Return each entry below word for word, leaving out any image.

----- Material to process

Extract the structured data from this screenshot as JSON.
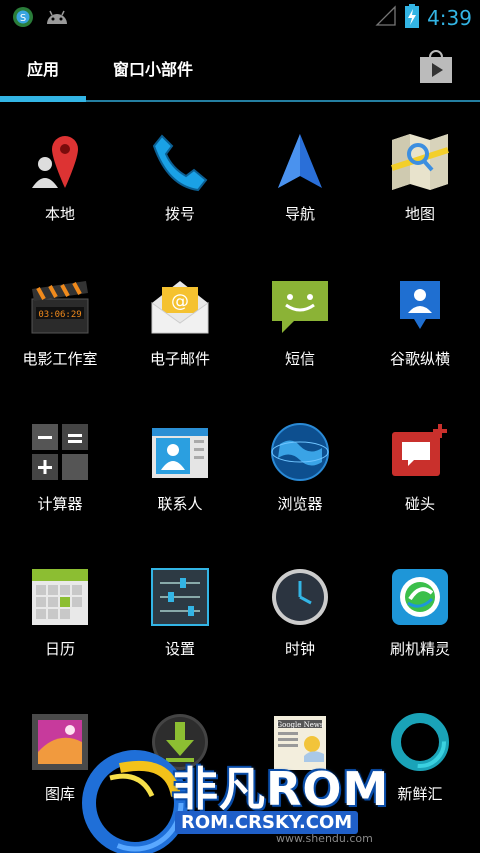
{
  "status_bar": {
    "time": "4:39"
  },
  "tabs": {
    "apps": "应用",
    "widgets": "窗口小部件"
  },
  "apps": [
    {
      "label": "本地"
    },
    {
      "label": "拨号"
    },
    {
      "label": "导航"
    },
    {
      "label": "地图"
    },
    {
      "label": "电影工作室"
    },
    {
      "label": "电子邮件"
    },
    {
      "label": "短信"
    },
    {
      "label": "谷歌纵横"
    },
    {
      "label": "计算器"
    },
    {
      "label": "联系人"
    },
    {
      "label": "浏览器"
    },
    {
      "label": "碰头"
    },
    {
      "label": "日历"
    },
    {
      "label": "设置"
    },
    {
      "label": "时钟"
    },
    {
      "label": "刷机精灵"
    },
    {
      "label": "图库"
    },
    {
      "label": "新鲜汇"
    }
  ],
  "watermark": {
    "brand": "非凡ROM",
    "url": "ROM.CRSKY.COM",
    "small": "www.shendu.com"
  }
}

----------

Response for this exercise:
Extract the structured data from this screenshot as JSON.
{
  "status_bar": {
    "time": "4:39"
  },
  "tabs": {
    "apps": "应用",
    "widgets": "窗口小部件"
  },
  "apps": [
    {
      "label": "本地"
    },
    {
      "label": "拨号"
    },
    {
      "label": "导航"
    },
    {
      "label": "地图"
    },
    {
      "label": "电影工作室"
    },
    {
      "label": "电子邮件"
    },
    {
      "label": "短信"
    },
    {
      "label": "谷歌纵横"
    },
    {
      "label": "计算器"
    },
    {
      "label": "联系人"
    },
    {
      "label": "浏览器"
    },
    {
      "label": "碰头"
    },
    {
      "label": "日历"
    },
    {
      "label": "设置"
    },
    {
      "label": "时钟"
    },
    {
      "label": "刷机精灵"
    },
    {
      "label": "图库"
    },
    {
      "label": "新鲜汇"
    }
  ],
  "watermark": {
    "brand": "非凡ROM",
    "url": "ROM.CRSKY.COM",
    "small": "www.shendu.com"
  }
}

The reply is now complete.